We’ve all seen it. We’ve all felt embarrassed, even though we’re the ones sitting in the congregation! Here are some points to follow to aid you while giving a talk in Sacrament Meeting.
1) Do not explain how you tried to avoid the assignment
I know we’ve all seen it. There are many who stand up at the pulpit and say, “When I saw Brother Jones’ name come up on the Caller ID, I made certain not to answer it. But later that day, he caught me in Walmart. And so Brother and Sisters, here I stand before you today.”
Blatantly admitting that you tried to avoid the assignment is an excellent way to turn others off to the information that you’re about to share. One of the best talks I’ve ever heard began by the speaker explaining how they tried to evade the assignment. You could tell that the audience automatically tuned out. But by the end of the talk, it turned out to be very motivational and uplifting. Don’t shoot yourself in the foot by starting off badly.
2) Don’t apologize for how “unworthy” or “unprepared” you are to speak
Touching the same topic as before, many people will explain how unprepared they are, or how unworthy they are to speak to such a large congregation and give counsel. It would be better to simply begin into your topic rather than ruining people’s expectations of you from the get-go. You also don’t have to mention how your palms are sweaty, knees are weak, or that you have butterflies in your stomach.
Also, it might not be a great idea to explain the amount of time spent as a whole in preparing for your talk.
3) Use humor appropriately
I once had a roommate in College who was asked to give a talk in Sacrament. The Sunday arrived and he got up and said the following: “I didn’t really know how to begin my talk, and so I asked around for some advice. I asked my friend how to give a great Sacrament Meeting talk, and he gave me the following counsel, ‘A talk should be like a bathing suit; Long enough to cover all the important parts, but short enough to keep things interesting.'” And that was said over the pulpit in the chapel. I couldn’t believe he said that. Remember, humor can be an effective part in giving a talk, but it can also kill the spirit very quickly. We have to remember that the Chapel is not a Saturday Night Comedy Club, and your main focus is not to make the congregation laugh.

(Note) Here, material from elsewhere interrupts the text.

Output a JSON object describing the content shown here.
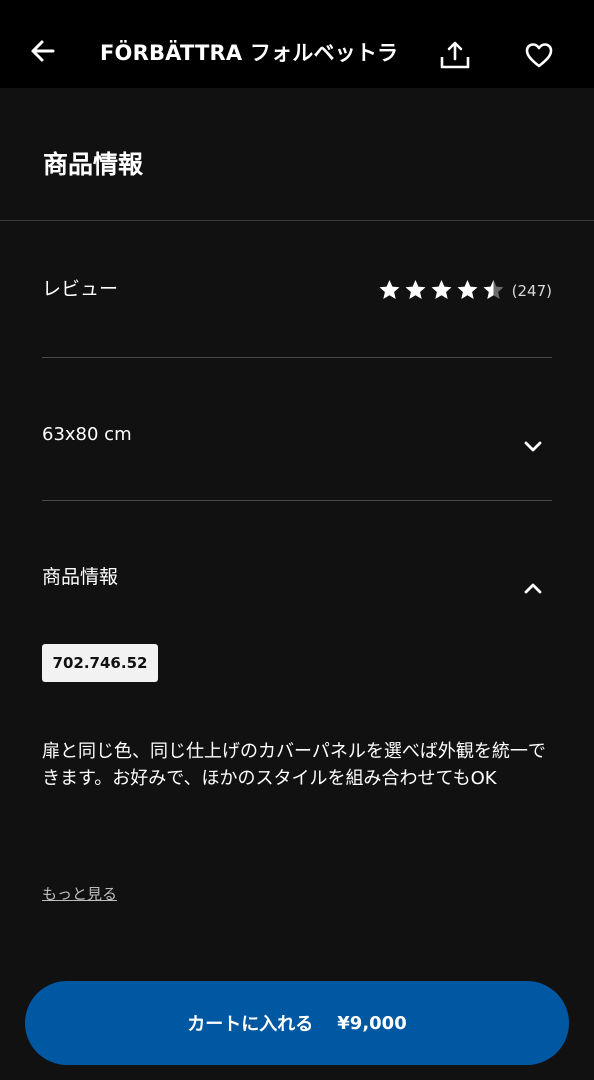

4) Don’t use a definition from the dictionary
“Brothers and Sisters, this morning I’d like to talk on the subject of Faith. In Webster’s dictionary, Faith is defined as…” Please, no. Every talk does NOT have to begin with the dictionary definition. Mix it up. Do something new and creative.
5) Don’t ask for participation from the congregation
We’ve all been there when the speaker asks for participation from the congregation. I’ve seen it all from raising hands, standing, or even replying back to questions that the speaker has asked via yelling. Please, please, no. The Chapel is a place for reverent pondering and thinking.
There was once a man speaking in our Sacrament Meeting who asked the entire congregation to stand and place their hand over their heart (as if we were about to recite the pledge of allegiance). He then said, “Well, if all else fails, at least you can say that you’ve been uplifted and that your heart has been touched.” The audience gave a cute chuckle, but it should be avoided if at all possible.